Boeing employees file discrimination complaint against union
Boeing Employees File Complaint Against Union for Discriminating against Workers in Right to Work States
By Michael P. Tremoglie
XXXX, Wash. (Legal Newsline) - Three Charleston, S.C.-area Boeing company employees filed a federal retaliation charge against the International Association of Machinists union (IAM)
in Washington State. The employees filed the unfair labor practice charge December 28. They are receiving free legal assistance from the National Right to Work Foundation (NRWF).
The union was an integral part of the negotiations in the National Labor Relations Board's (NLRB) high-profile case against Boeing for building a new facility in South Carolina ' a non right-to-work.
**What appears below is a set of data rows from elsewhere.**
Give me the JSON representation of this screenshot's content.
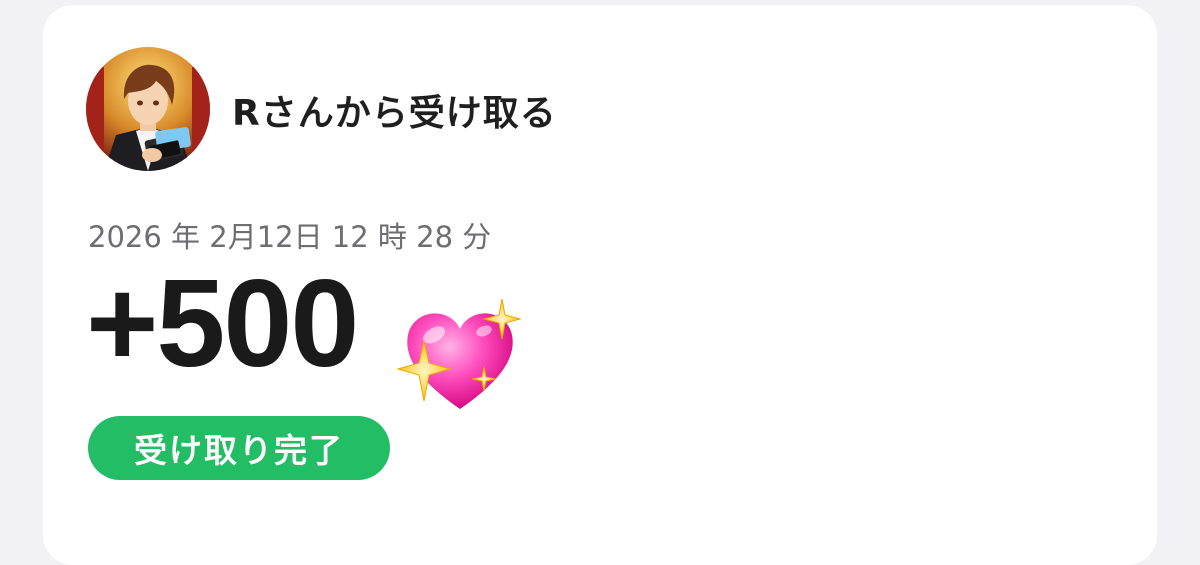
{
  "transaction": {
    "sender_label": "Rさんから受け取る",
    "timestamp": "2026 年 2月12日 12 時 28 分",
    "amount": "+500",
    "amount_emoji_icon": "sparkling-heart-icon",
    "status": "受け取り完了"
  },
  "colors": {
    "background": "#f2f2f4",
    "card": "#ffffff",
    "status_green": "#22bd65",
    "heart_pink": "#ff3fb4",
    "sparkle_yellow": "#ffd84a"
  }
}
Some believed the NLRB action was politically motivated to force Boeing to keep the manufacture of the company's new 737 Dreamliner in Washington where the workers are unionized.
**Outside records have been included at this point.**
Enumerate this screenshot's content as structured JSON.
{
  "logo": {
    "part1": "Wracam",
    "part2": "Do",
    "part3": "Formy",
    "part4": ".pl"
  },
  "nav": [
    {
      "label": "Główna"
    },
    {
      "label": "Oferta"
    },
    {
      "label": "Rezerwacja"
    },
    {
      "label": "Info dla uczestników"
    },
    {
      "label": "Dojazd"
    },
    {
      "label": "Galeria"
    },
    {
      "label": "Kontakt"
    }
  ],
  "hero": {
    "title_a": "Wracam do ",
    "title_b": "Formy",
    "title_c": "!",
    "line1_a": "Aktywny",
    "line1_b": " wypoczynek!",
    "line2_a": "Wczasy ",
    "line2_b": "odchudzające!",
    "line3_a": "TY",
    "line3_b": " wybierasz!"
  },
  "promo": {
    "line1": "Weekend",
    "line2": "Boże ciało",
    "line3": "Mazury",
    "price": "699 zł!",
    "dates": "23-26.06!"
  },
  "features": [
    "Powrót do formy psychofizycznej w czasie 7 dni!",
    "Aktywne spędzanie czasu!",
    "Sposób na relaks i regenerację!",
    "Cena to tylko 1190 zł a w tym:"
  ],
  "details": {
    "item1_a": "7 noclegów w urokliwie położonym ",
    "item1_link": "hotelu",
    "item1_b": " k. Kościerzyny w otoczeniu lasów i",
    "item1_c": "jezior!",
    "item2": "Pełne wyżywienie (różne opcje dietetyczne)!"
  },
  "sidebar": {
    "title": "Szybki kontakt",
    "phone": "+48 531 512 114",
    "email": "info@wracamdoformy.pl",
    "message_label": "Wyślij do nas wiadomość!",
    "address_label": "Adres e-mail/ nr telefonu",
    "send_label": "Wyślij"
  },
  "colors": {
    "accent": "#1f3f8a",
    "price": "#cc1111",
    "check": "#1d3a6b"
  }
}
The charge comes in the wake of the recent announcement of the end of the NLRB's case. The Charleston Boeing employees, who were granted intervenor status in the case by the NLRB in Washington, D.C., were denied participation in the hearing.
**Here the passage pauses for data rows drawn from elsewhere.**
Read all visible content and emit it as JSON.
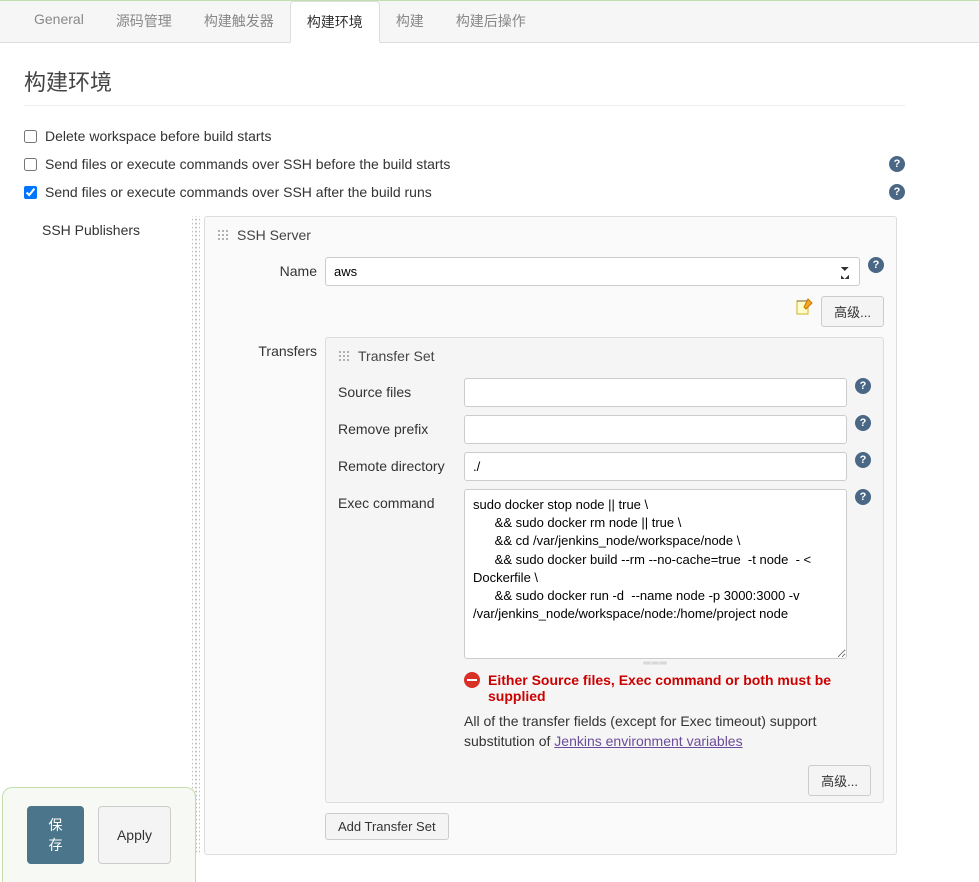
{
  "tabs": {
    "general": "General",
    "scm": "源码管理",
    "triggers": "构建触发器",
    "env": "构建环境",
    "build": "构建",
    "postbuild": "构建后操作"
  },
  "section_title": "构建环境",
  "checkboxes": {
    "delete_workspace": {
      "label": "Delete workspace before build starts",
      "checked": false
    },
    "ssh_before": {
      "label": "Send files or execute commands over SSH before the build starts",
      "checked": false
    },
    "ssh_after": {
      "label": "Send files or execute commands over SSH after the build runs",
      "checked": true
    }
  },
  "publishers_label": "SSH Publishers",
  "ssh_server": {
    "header": "SSH Server",
    "name_label": "Name",
    "name_value": "aws",
    "advanced_button": "高级..."
  },
  "transfers": {
    "label": "Transfers",
    "set_header": "Transfer Set",
    "source_files_label": "Source files",
    "source_files_value": "",
    "remove_prefix_label": "Remove prefix",
    "remove_prefix_value": "",
    "remote_directory_label": "Remote directory",
    "remote_directory_value": "./",
    "exec_command_label": "Exec command",
    "exec_command_value": "sudo docker stop node || true \\\n      && sudo docker rm node || true \\\n      && cd /var/jenkins_node/workspace/node \\\n      && sudo docker build --rm --no-cache=true  -t node  - < Dockerfile \\\n      && sudo docker run -d  --name node -p 3000:3000 -v /var/jenkins_node/workspace/node:/home/project node",
    "error_text": "Either Source files, Exec command or both must be supplied",
    "info_text_prefix": "All of the transfer fields (except for Exec timeout) support substitution of ",
    "info_link_text": "Jenkins environment variables",
    "advanced_button": "高级...",
    "add_transfer_button": "Add Transfer Set"
  },
  "buttons": {
    "save": "保存",
    "apply": "Apply"
  }
}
The complaint alleges that IAM officials abused the NLRB's adjudicative process to force Boeing into locating production of the company's 737 aircraft in Washington State, which does not have a Right to Work law. The IAM union bosses' accusations against Boeing had a chilling effect on Boeing and other companies, deterring them from locating work in South Carolina and other Right to Work states where workers can not be forced to join or pay fees to a union as a job condition.
The charge also details how IAM union bosses retaliated against the Charleston workers after the workers expelled the IAM from their workplace before the Dreamliner production line was located there. One of the employees filing the charge led the effort to remove the International Association of Machinists (IAM) union from the Charleston plant.
The charge points out that if the IAM union hierarchy still had a presence in the South Carolina plant, then the South Carolina workers' jobs would not have been at risk. Even NLRB Acting General Counsel Lafe Solomon ' who issued the NLRB's complaint against Boeing ' admitted in Congressional testimony that it was inconceivable that IAM union officials would have pursued charges against Boeing if workers had not removed the union from their workplace.
"Workers should be free to choose whether or not to affiliate with a union and not have to worry about their jobs as a result," said Mark Mix, President of NRWF. "The IAM union bosses' dangerous abuse of federal labor law, which is supposedly intended to protect the rights of individual workers, has set a devastating precedent to discourage job providers from locating work in states with Right to Work laws on the books ' the very states luring job providers and independent-minded workers alike."
The NRWF announced that their attorneys have sent a letter to the NLRB's Chief Administrative Law Judge (ALJ) asking him to investigate the conduct of the ALJ overseeing the NLRB's case against Boeing.